Yesterday, I attended a meeting in North Philadelphia in which community leaders expressed their desperate desire to intervene in the recent rash of violence in the region.
It was a sad meeting. It was clear that the ministers that were leading it sincerely wanted to stop the gun violence. The community is in pain. It has been for a while. Decades of neglect and under-investment are now only acknowledged when women, children or an innocent, pregnant woman are caught in the crossfire.
The meeting was filled with rage and frustration.
Though I don’t doubt that the intentions of the conveners, I left feeling more frustrated than when I arrived.
The ministers that ran the meeting made it clear that we were not there to debate what was to be done. We were there to plan a march and a cook-out as a means to discourage the drug dealers in the community to stop killing other people.
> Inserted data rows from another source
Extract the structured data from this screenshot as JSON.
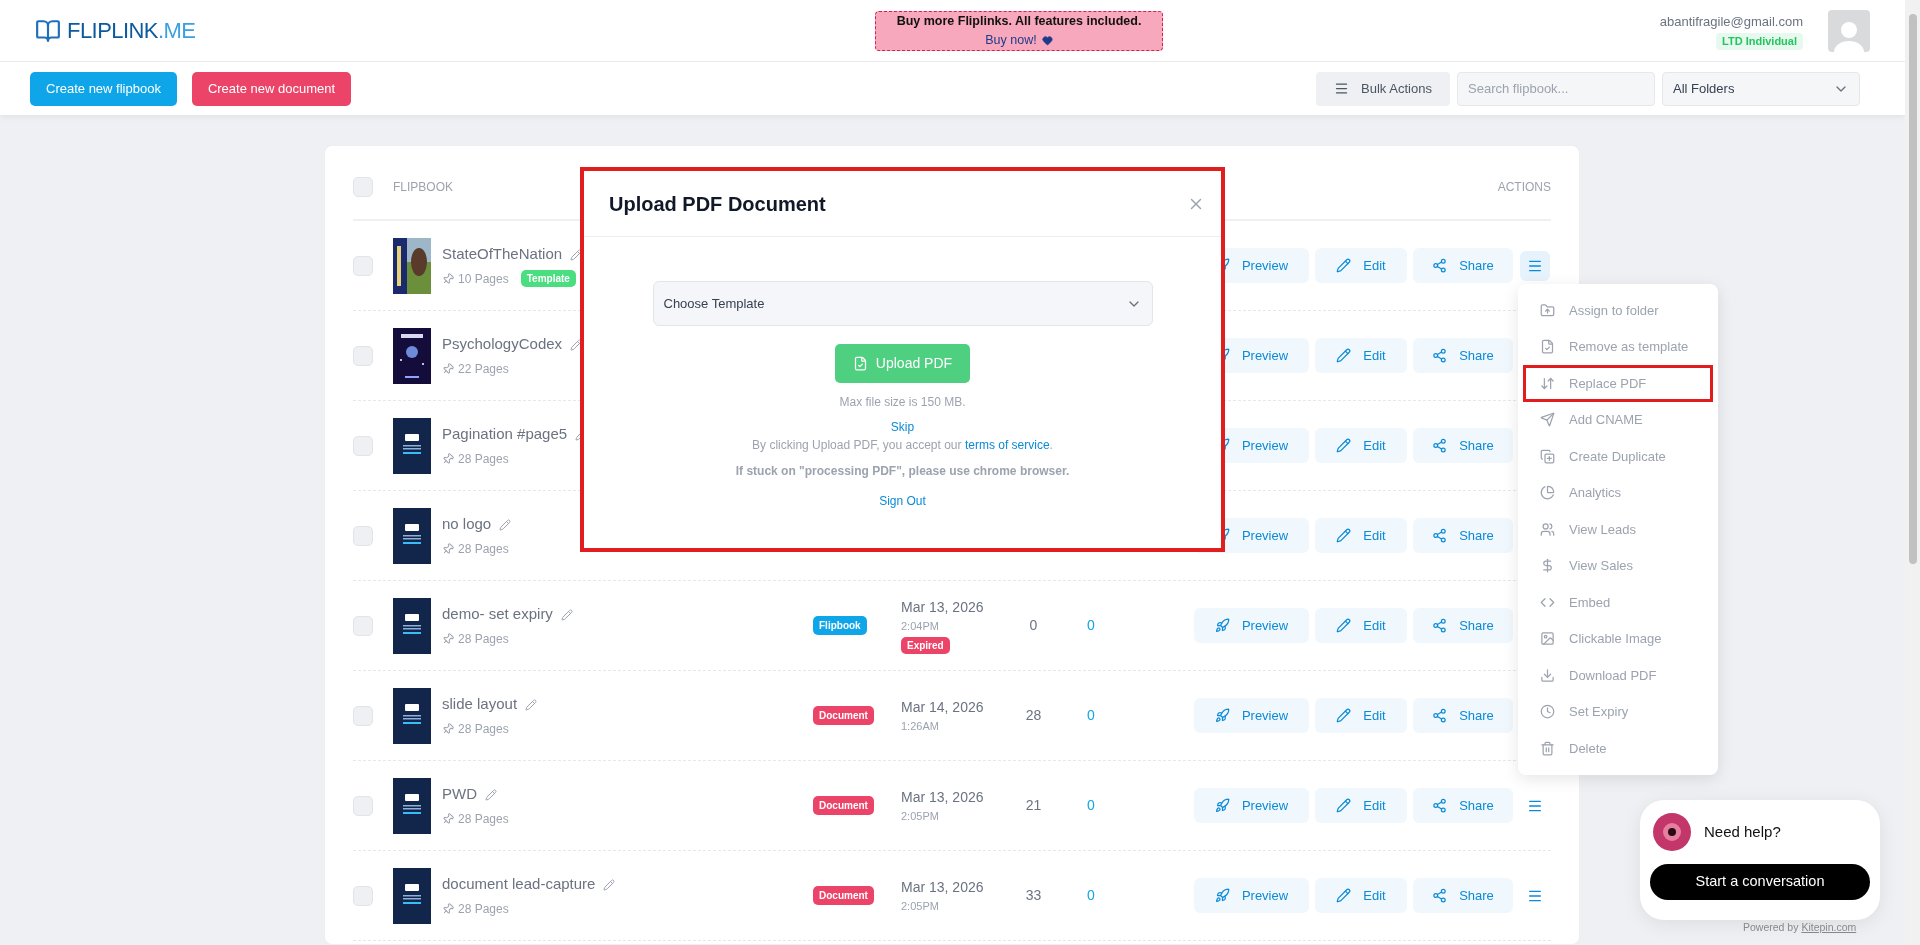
{
  "brand": {
    "name": "FLIPLINK",
    "suffix": ".ME"
  },
  "promo": {
    "title": "Buy more Fliplinks. All features included.",
    "link": "Buy now!"
  },
  "account": {
    "email": "abantifragile@gmail.com",
    "plan": "LTD Individual"
  },
  "toolbar": {
    "primary": "Create new flipbook",
    "secondary": "Create new document",
    "bulk": "Bulk Actions",
    "search_placeholder": "Search flipbook...",
    "folder": "All Folders"
  },
  "table": {
    "select_all_checked": false,
    "columns": [
      "FLIPBOOK",
      "ACTIONS"
    ],
    "rows": [
      {
        "title": "StateOfTheNation",
        "pages": "10 Pages",
        "badge": "Template",
        "checked": false,
        "actions": [
          "Preview",
          "Edit",
          "Share"
        ],
        "menu": {
          "active": true
        }
      },
      {
        "title": "PsychologyCodex",
        "pages": "22 Pages",
        "checked": false,
        "actions": [
          "Preview",
          "Edit",
          "Share"
        ]
      },
      {
        "title": "Pagination #page5",
        "pages": "28 Pages",
        "checked": false,
        "actions": [
          "Preview",
          "Edit",
          "Share"
        ]
      },
      {
        "title": "no logo",
        "pages": "28 Pages",
        "checked": false,
        "actions": [
          "Preview",
          "Edit",
          "Share"
        ]
      },
      {
        "title": "demo- set expiry",
        "pages": "28 Pages",
        "checked": false,
        "type": {
          "label": "Flipbook",
          "kind": "flipbook"
        },
        "date": "Mar 13, 2026",
        "time": "2:04PM",
        "expired": "Expired",
        "count": "0",
        "leads": "0",
        "actions": [
          "Preview",
          "Edit",
          "Share"
        ]
      },
      {
        "title": "slide layout",
        "pages": "28 Pages",
        "checked": false,
        "type": {
          "label": "Document",
          "kind": "document"
        },
        "date": "Mar 14, 2026",
        "time": "1:26AM",
        "count": "28",
        "leads": "0",
        "actions": [
          "Preview",
          "Edit",
          "Share"
        ]
      },
      {
        "title": "PWD",
        "pages": "28 Pages",
        "checked": false,
        "type": {
          "label": "Document",
          "kind": "document"
        },
        "date": "Mar 13, 2026",
        "time": "2:05PM",
        "count": "21",
        "leads": "0",
        "actions": [
          "Preview",
          "Edit",
          "Share"
        ],
        "menu": {
          "active": false
        }
      },
      {
        "title": "document lead-capture",
        "pages": "28 Pages",
        "checked": false,
        "type": {
          "label": "Document",
          "kind": "document"
        },
        "date": "Mar 13, 2026",
        "time": "2:05PM",
        "count": "33",
        "leads": "0",
        "actions": [
          "Preview",
          "Edit",
          "Share"
        ],
        "menu": {
          "active": false
        }
      }
    ]
  },
  "row_menu": {
    "items": [
      {
        "label": "Assign to folder",
        "highlighted": false
      },
      {
        "label": "Remove as template",
        "highlighted": false
      },
      {
        "label": "Replace PDF",
        "highlighted": true
      },
      {
        "label": "Add CNAME",
        "highlighted": false
      },
      {
        "label": "Create Duplicate",
        "highlighted": false
      },
      {
        "label": "Analytics",
        "highlighted": false
      },
      {
        "label": "View Leads",
        "highlighted": false
      },
      {
        "label": "View Sales",
        "highlighted": false
      },
      {
        "label": "Embed",
        "highlighted": false
      },
      {
        "label": "Clickable Image",
        "highlighted": false
      },
      {
        "label": "Download PDF",
        "highlighted": false
      },
      {
        "label": "Set Expiry",
        "highlighted": false
      },
      {
        "label": "Delete",
        "highlighted": false
      }
    ]
  },
  "dialog": {
    "title": "Upload PDF Document",
    "select_placeholder": "Choose Template",
    "upload": "Upload PDF",
    "size_note": "Max file size is 150 MB.",
    "skip": "Skip",
    "terms_prefix": "By clicking Upload PDF, you accept our",
    "terms_link": "terms of service",
    "terms_suffix": ".",
    "browser_note": "If stuck on \"processing PDF\", please use chrome browser.",
    "sign_out": "Sign Out"
  },
  "chat": {
    "question": "Need help?",
    "button": "Start a conversation",
    "powered_prefix": "Powered by",
    "powered_link": "Kitepin.com"
  }
}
I am not trying to make fun of these leaders. Of course I understand that no one at the meeting thought that the march itself, which is to take place on October 4th at 12 noon starting at Germantown and Allegheny, is not going to stop the violence. Our hosts did say that this was the first step and that the real work will take place after that march. The march is supposed to bring people together and then after that, we will figure out what would come next.
Nonetheless, I left feeling tense about the main suggestion that did come forward- the Gun Buy Back scheme.
I have heard of these programs and I have always thought that they sounded nonsensical.
If you had to use a gun to protect your “turf” or to kill your competition (as drug dealers apparently do), and that is how this trade works, why would you ever swap your gun for a bag of groceries? The gun is probably worth more in cash to other drug dealers than the grocerys you would be swapping them for.
Other city’s that have conducted these have found that most of the guns that were turned in were already non-operational.
I offer you this illustrative example; in my neighborhood we have a problem with illegal scrapers. These thieves break into empty houses and steal all of the pipes and wiring and sell them for scrap. Does it make sense to offer to buy all of their hammers and crowbars?
I don’t mean to over simplify the problem of gun violence either. Violence is extremely complicated and I wouldn’t even pretend to offer solutions. I don’t understand it. I would never use violence and don’t know any one who would.
However, it feels instinctive to me to at least look at the fact that North Philadelphia lacks dignified labor as a major problem. From this problem many bad symptoms arise from drug and substance abuse, prostitution, drug dealing, illegal guns and violence.
Even if there were good jobs for all, there would still be elements of all of those things but probably far fewer incidents.
Sadly, we didn’t get into any deeper issues at this meeting.
In fact, the last band-aid solution posed as we left was to partner with Temple Hospital to give the community free “First Responder” classes specifically for gun shot victims. Talk about about dealing with symptoms.
I cross my fingers that the next meeting goes a different direction.